Collection entries:
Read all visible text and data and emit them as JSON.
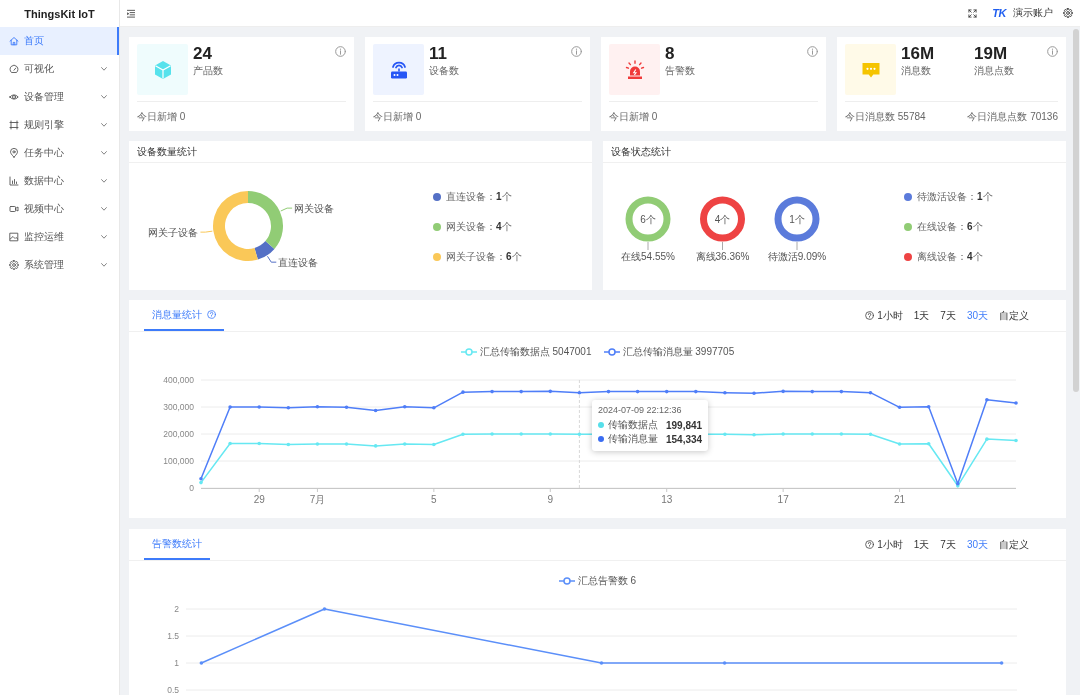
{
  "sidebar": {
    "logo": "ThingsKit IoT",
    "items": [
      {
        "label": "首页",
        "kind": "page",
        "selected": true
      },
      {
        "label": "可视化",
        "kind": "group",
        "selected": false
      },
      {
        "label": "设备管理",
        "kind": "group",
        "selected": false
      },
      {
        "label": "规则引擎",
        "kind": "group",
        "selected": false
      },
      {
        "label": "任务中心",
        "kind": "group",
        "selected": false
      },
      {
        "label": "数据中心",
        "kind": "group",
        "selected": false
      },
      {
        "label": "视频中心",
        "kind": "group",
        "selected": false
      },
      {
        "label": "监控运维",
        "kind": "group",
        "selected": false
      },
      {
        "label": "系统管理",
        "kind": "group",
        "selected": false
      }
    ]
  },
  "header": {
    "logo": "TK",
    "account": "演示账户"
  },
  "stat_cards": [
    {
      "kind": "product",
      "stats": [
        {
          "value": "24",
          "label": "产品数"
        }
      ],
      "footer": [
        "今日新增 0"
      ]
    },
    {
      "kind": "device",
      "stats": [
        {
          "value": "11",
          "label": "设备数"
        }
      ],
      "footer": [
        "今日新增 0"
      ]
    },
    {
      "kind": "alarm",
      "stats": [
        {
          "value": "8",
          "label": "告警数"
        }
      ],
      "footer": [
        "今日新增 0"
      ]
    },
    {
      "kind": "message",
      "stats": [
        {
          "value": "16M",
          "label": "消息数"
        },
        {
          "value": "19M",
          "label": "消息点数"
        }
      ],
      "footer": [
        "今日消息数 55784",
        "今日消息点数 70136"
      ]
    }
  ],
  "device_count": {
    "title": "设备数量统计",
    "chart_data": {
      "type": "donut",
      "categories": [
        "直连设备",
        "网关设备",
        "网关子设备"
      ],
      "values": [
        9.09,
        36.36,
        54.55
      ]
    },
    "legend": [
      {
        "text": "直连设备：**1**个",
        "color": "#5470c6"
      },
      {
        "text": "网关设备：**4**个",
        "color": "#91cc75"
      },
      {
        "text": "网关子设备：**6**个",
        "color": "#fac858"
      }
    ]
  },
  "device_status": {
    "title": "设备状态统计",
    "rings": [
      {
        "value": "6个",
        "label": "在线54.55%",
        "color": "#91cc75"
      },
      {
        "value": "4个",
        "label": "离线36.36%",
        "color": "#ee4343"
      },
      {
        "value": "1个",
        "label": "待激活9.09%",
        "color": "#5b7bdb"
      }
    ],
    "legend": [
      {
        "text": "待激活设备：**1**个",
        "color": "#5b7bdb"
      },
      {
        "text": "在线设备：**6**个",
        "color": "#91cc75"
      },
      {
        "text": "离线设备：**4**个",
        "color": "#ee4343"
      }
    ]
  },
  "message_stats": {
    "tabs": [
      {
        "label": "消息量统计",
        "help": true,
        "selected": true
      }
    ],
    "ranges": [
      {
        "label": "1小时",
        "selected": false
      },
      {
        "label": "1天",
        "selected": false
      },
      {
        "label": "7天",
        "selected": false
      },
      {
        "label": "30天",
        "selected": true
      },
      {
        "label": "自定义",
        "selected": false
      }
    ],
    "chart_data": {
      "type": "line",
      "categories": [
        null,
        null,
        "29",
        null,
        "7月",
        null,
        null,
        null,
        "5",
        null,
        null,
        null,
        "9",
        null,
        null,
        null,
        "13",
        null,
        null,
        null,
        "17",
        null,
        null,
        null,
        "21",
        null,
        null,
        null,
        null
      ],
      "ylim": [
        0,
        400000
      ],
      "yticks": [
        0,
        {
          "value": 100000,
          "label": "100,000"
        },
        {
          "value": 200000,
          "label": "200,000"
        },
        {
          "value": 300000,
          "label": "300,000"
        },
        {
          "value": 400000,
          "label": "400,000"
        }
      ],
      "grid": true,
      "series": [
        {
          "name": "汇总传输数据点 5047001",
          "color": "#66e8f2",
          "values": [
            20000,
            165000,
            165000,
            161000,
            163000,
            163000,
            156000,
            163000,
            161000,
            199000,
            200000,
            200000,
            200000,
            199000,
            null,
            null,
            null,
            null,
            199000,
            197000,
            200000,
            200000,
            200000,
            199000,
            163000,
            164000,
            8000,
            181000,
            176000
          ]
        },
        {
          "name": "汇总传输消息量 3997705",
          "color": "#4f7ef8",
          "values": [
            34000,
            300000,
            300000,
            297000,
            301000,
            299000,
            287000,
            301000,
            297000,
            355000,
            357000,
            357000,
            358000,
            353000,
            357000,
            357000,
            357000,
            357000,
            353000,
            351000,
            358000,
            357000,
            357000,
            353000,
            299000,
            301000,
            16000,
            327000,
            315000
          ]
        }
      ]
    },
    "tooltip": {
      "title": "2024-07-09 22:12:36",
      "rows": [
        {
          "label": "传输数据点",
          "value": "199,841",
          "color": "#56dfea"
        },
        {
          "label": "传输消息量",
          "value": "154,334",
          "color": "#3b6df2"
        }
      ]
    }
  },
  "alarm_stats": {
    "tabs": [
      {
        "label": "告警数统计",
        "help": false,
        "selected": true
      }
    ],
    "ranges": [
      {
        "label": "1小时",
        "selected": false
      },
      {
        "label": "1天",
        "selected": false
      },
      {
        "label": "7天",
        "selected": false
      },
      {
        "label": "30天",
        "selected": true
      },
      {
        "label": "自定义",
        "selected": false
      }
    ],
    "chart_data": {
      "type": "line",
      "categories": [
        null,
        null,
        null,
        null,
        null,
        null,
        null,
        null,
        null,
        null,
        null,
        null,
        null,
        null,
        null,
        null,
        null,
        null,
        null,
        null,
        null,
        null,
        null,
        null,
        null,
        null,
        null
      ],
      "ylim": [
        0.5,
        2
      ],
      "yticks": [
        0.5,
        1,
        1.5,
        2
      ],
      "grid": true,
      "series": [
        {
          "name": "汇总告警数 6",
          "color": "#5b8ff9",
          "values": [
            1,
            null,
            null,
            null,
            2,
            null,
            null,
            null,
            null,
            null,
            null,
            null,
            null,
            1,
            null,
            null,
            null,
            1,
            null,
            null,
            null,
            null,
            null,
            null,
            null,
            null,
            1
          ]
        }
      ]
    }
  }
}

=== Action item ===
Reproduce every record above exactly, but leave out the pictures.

=== Answer ===
Read all visible text and data and emit them as JSON.
{
  "sidebar": {
    "logo": "ThingsKit IoT",
    "items": [
      {
        "label": "首页",
        "kind": "page",
        "selected": true
      },
      {
        "label": "可视化",
        "kind": "group",
        "selected": false
      },
      {
        "label": "设备管理",
        "kind": "group",
        "selected": false
      },
      {
        "label": "规则引擎",
        "kind": "group",
        "selected": false
      },
      {
        "label": "任务中心",
        "kind": "group",
        "selected": false
      },
      {
        "label": "数据中心",
        "kind": "group",
        "selected": false
      },
      {
        "label": "视频中心",
        "kind": "group",
        "selected": false
      },
      {
        "label": "监控运维",
        "kind": "group",
        "selected": false
      },
      {
        "label": "系统管理",
        "kind": "group",
        "selected": false
      }
    ]
  },
  "header": {
    "logo": "TK",
    "account": "演示账户"
  },
  "stat_cards": [
    {
      "kind": "product",
      "stats": [
        {
          "value": "24",
          "label": "产品数"
        }
      ],
      "footer": [
        "今日新增 0"
      ]
    },
    {
      "kind": "device",
      "stats": [
        {
          "value": "11",
          "label": "设备数"
        }
      ],
      "footer": [
        "今日新增 0"
      ]
    },
    {
      "kind": "alarm",
      "stats": [
        {
          "value": "8",
          "label": "告警数"
        }
      ],
      "footer": [
        "今日新增 0"
      ]
    },
    {
      "kind": "message",
      "stats": [
        {
          "value": "16M",
          "label": "消息数"
        },
        {
          "value": "19M",
          "label": "消息点数"
        }
      ],
      "footer": [
        "今日消息数 55784",
        "今日消息点数 70136"
      ]
    }
  ],
  "device_count": {
    "title": "设备数量统计",
    "chart_data": {
      "type": "donut",
      "categories": [
        "直连设备",
        "网关设备",
        "网关子设备"
      ],
      "values": [
        9.09,
        36.36,
        54.55
      ]
    },
    "legend": [
      {
        "text": "直连设备：**1**个",
        "color": "#5470c6"
      },
      {
        "text": "网关设备：**4**个",
        "color": "#91cc75"
      },
      {
        "text": "网关子设备：**6**个",
        "color": "#fac858"
      }
    ]
  },
  "device_status": {
    "title": "设备状态统计",
    "rings": [
      {
        "value": "6个",
        "label": "在线54.55%",
        "color": "#91cc75"
      },
      {
        "value": "4个",
        "label": "离线36.36%",
        "color": "#ee4343"
      },
      {
        "value": "1个",
        "label": "待激活9.09%",
        "color": "#5b7bdb"
      }
    ],
    "legend": [
      {
        "text": "待激活设备：**1**个",
        "color": "#5b7bdb"
      },
      {
        "text": "在线设备：**6**个",
        "color": "#91cc75"
      },
      {
        "text": "离线设备：**4**个",
        "color": "#ee4343"
      }
    ]
  },
  "message_stats": {
    "tabs": [
      {
        "label": "消息量统计",
        "help": true,
        "selected": true
      }
    ],
    "ranges": [
      {
        "label": "1小时",
        "selected": false
      },
      {
        "label": "1天",
        "selected": false
      },
      {
        "label": "7天",
        "selected": false
      },
      {
        "label": "30天",
        "selected": true
      },
      {
        "label": "自定义",
        "selected": false
      }
    ],
    "chart_data": {
      "type": "line",
      "categories": [
        null,
        null,
        "29",
        null,
        "7月",
        null,
        null,
        null,
        "5",
        null,
        null,
        null,
        "9",
        null,
        null,
        null,
        "13",
        null,
        null,
        null,
        "17",
        null,
        null,
        null,
        "21",
        null,
        null,
        null,
        null
      ],
      "ylim": [
        0,
        400000
      ],
      "yticks": [
        0,
        {
          "value": 100000,
          "label": "100,000"
        },
        {
          "value": 200000,
          "label": "200,000"
        },
        {
          "value": 300000,
          "label": "300,000"
        },
        {
          "value": 400000,
          "label": "400,000"
        }
      ],
      "grid": true,
      "series": [
        {
          "name": "汇总传输数据点 5047001",
          "color": "#66e8f2",
          "values": [
            20000,
            165000,
            165000,
            161000,
            163000,
            163000,
            156000,
            163000,
            161000,
            199000,
            200000,
            200000,
            200000,
            199000,
            null,
            null,
            null,
            null,
            199000,
            197000,
            200000,
            200000,
            200000,
            199000,
            163000,
            164000,
            8000,
            181000,
            176000
          ]
        },
        {
          "name": "汇总传输消息量 3997705",
          "color": "#4f7ef8",
          "values": [
            34000,
            300000,
            300000,
            297000,
            301000,
            299000,
            287000,
            301000,
            297000,
            355000,
            357000,
            357000,
            358000,
            353000,
            357000,
            357000,
            357000,
            357000,
            353000,
            351000,
            358000,
            357000,
            357000,
            353000,
            299000,
            301000,
            16000,
            327000,
            315000
          ]
        }
      ]
    },
    "tooltip": {
      "title": "2024-07-09 22:12:36",
      "rows": [
        {
          "label": "传输数据点",
          "value": "199,841",
          "color": "#56dfea"
        },
        {
          "label": "传输消息量",
          "value": "154,334",
          "color": "#3b6df2"
        }
      ]
    }
  },
  "alarm_stats": {
    "tabs": [
      {
        "label": "告警数统计",
        "help": false,
        "selected": true
      }
    ],
    "ranges": [
      {
        "label": "1小时",
        "selected": false
      },
      {
        "label": "1天",
        "selected": false
      },
      {
        "label": "7天",
        "selected": false
      },
      {
        "label": "30天",
        "selected": true
      },
      {
        "label": "自定义",
        "selected": false
      }
    ],
    "chart_data": {
      "type": "line",
      "categories": [
        null,
        null,
        null,
        null,
        null,
        null,
        null,
        null,
        null,
        null,
        null,
        null,
        null,
        null,
        null,
        null,
        null,
        null,
        null,
        null,
        null,
        null,
        null,
        null,
        null,
        null,
        null
      ],
      "ylim": [
        0.5,
        2
      ],
      "yticks": [
        0.5,
        1,
        1.5,
        2
      ],
      "grid": true,
      "series": [
        {
          "name": "汇总告警数 6",
          "color": "#5b8ff9",
          "values": [
            1,
            null,
            null,
            null,
            2,
            null,
            null,
            null,
            null,
            null,
            null,
            null,
            null,
            1,
            null,
            null,
            null,
            1,
            null,
            null,
            null,
            null,
            null,
            null,
            null,
            null,
            1
          ]
        }
      ]
    }
  }
}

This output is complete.